## Dataset rows describing interfaces
----
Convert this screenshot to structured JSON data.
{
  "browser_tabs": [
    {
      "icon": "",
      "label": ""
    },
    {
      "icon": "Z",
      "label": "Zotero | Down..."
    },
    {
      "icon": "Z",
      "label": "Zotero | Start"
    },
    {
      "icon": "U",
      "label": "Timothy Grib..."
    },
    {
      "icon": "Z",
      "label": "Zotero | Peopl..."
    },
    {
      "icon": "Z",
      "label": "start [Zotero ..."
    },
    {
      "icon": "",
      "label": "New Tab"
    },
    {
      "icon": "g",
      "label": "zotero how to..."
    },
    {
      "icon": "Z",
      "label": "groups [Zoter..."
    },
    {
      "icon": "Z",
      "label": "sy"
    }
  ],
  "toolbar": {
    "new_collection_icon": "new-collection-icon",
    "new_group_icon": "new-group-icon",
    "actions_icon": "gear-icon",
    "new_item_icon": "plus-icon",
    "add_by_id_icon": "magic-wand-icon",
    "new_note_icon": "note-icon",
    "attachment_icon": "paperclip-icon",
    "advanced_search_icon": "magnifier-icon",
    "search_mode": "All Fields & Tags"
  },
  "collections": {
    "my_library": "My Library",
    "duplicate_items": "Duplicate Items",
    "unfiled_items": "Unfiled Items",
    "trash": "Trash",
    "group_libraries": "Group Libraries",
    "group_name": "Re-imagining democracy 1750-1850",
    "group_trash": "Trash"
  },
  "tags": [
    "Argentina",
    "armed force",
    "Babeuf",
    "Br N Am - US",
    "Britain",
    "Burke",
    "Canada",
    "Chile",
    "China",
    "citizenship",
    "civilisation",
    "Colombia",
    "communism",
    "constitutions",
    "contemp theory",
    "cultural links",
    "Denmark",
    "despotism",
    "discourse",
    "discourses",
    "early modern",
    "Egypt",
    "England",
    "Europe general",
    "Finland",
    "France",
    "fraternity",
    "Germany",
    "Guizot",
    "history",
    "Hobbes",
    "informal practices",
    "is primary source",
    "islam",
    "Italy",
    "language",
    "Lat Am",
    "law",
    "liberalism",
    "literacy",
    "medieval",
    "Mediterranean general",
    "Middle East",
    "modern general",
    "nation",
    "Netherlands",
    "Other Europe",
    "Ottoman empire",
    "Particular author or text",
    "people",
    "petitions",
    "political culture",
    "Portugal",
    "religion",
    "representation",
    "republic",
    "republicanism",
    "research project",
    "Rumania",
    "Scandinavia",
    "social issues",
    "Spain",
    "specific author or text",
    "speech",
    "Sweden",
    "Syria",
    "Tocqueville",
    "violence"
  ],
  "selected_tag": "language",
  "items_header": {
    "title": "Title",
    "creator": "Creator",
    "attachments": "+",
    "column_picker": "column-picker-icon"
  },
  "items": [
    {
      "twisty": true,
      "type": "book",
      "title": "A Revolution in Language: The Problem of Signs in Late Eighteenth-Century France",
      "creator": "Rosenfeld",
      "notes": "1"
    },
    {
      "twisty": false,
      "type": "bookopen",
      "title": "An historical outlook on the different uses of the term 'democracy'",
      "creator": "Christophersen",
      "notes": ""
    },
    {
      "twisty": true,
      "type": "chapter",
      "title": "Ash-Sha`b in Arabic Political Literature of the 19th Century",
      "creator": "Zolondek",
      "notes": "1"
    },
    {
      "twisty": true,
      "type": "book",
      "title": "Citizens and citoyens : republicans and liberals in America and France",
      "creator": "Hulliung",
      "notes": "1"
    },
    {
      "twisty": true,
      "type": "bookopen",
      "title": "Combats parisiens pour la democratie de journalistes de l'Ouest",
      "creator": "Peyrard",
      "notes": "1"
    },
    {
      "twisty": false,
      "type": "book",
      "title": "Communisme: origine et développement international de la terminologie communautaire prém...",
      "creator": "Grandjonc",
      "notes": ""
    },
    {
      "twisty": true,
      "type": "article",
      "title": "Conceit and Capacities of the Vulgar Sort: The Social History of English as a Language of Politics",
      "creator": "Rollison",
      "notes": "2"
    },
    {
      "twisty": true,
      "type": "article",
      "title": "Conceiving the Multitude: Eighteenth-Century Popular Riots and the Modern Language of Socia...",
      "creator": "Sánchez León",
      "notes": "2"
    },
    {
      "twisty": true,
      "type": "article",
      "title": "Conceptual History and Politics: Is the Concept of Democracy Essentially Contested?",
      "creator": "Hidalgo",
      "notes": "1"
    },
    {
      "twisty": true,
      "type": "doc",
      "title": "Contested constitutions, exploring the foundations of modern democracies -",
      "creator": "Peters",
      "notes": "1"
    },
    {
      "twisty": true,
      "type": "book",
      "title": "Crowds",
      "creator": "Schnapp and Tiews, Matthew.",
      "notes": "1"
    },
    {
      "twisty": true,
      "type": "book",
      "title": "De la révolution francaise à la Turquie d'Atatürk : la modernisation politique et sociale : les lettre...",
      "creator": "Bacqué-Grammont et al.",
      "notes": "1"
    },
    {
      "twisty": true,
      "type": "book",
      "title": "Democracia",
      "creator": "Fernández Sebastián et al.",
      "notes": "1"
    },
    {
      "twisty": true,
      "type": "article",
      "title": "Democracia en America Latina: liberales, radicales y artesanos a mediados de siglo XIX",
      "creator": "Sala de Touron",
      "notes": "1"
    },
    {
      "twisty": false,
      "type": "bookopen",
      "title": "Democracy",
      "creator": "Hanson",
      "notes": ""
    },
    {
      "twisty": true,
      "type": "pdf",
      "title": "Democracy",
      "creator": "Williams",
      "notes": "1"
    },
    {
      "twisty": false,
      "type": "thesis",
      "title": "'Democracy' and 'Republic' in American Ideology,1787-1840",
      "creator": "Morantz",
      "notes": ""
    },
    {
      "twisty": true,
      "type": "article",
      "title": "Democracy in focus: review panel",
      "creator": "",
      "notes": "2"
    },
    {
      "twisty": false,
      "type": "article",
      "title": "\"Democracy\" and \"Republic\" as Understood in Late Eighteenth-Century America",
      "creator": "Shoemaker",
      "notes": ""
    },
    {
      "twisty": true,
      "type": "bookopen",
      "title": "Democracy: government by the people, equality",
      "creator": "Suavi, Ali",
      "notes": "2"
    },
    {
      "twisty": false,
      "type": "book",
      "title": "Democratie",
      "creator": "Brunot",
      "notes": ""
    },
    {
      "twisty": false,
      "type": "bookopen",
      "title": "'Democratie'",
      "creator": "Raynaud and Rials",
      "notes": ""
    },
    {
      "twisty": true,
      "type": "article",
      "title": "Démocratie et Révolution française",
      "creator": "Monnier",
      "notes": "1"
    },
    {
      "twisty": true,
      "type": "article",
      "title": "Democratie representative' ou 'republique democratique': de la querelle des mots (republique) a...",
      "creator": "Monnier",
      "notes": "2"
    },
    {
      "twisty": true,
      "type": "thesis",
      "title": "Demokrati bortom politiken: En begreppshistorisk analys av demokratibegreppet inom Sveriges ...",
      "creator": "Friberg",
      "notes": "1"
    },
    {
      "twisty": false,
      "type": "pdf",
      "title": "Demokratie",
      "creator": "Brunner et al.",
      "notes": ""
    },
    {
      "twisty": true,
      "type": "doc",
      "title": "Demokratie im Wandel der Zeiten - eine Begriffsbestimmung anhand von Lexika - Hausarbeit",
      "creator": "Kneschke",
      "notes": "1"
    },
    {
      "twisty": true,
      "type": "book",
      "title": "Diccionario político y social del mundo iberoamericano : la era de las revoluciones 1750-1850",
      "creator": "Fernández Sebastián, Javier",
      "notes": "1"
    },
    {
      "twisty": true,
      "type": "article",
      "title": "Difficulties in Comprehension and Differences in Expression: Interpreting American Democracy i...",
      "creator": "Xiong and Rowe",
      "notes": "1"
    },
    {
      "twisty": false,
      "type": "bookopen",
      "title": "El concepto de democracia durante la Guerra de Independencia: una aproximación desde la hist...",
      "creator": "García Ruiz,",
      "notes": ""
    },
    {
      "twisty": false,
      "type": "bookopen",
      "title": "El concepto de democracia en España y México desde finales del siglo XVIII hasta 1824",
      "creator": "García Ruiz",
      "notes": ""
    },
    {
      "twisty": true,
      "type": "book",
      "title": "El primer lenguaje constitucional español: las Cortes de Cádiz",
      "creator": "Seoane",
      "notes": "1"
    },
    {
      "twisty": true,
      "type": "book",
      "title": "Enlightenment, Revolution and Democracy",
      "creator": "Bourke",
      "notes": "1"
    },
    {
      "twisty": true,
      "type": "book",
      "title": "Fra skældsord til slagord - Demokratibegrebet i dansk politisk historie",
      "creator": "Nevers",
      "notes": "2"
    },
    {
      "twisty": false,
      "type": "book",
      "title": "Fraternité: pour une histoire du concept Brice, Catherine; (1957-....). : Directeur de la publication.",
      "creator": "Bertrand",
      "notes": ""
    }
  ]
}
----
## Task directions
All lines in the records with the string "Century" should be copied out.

## Response below
      "title": "A Revolution in Language: The Problem of Signs in Late Eighteenth-Century France",
      "title": "Ash-Sha`b in Arabic Political Literature of the 19th Century",
      "title": "Conceiving the Multitude: Eighteenth-Century Popular Riots and the Modern Language of Socia...",
      "title": "\"Democracy\" and \"Republic\" as Understood in Late Eighteenth-Century America",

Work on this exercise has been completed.